*AIM OF THE EXERCISE:* From the listing below, return every line with the string "Duration" in it.

+++ INPUT FOR THIS TASK +++

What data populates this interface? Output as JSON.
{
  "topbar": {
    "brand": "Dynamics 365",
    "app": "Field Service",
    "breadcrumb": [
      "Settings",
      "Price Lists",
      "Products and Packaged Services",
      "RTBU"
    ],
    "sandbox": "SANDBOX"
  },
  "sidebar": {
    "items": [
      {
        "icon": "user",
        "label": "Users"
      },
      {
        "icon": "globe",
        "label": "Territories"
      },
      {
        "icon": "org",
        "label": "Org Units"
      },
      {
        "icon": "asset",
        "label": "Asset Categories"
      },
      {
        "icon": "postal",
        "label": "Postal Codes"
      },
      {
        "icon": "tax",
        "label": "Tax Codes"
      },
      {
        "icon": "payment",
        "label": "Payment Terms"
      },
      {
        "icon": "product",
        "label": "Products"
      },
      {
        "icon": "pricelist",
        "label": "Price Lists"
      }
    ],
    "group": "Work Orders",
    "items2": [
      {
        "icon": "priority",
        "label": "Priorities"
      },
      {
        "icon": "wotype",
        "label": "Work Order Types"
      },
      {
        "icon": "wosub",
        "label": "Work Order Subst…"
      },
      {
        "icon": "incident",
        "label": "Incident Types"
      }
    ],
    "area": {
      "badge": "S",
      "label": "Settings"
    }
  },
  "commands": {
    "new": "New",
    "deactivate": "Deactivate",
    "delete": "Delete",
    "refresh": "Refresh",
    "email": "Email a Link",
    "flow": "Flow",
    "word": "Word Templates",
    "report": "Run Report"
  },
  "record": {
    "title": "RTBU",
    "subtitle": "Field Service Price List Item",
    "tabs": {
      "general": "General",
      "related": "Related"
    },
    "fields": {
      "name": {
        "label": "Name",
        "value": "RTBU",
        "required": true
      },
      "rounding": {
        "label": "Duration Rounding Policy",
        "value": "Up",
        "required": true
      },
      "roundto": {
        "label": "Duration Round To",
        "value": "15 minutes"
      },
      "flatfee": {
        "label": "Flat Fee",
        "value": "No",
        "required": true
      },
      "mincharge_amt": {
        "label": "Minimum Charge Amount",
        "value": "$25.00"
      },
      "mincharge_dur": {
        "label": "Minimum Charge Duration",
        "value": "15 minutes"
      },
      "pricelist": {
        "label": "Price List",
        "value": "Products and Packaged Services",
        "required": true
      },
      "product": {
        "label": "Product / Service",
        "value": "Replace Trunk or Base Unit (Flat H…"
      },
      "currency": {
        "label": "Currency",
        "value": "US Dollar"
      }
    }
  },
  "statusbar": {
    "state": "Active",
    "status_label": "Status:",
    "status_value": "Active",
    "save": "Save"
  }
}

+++

*EXERCISE RESPONSE:*
        "label": "Duration Rounding Policy",
        "label": "Duration Round To",
        "label": "Minimum Charge Duration",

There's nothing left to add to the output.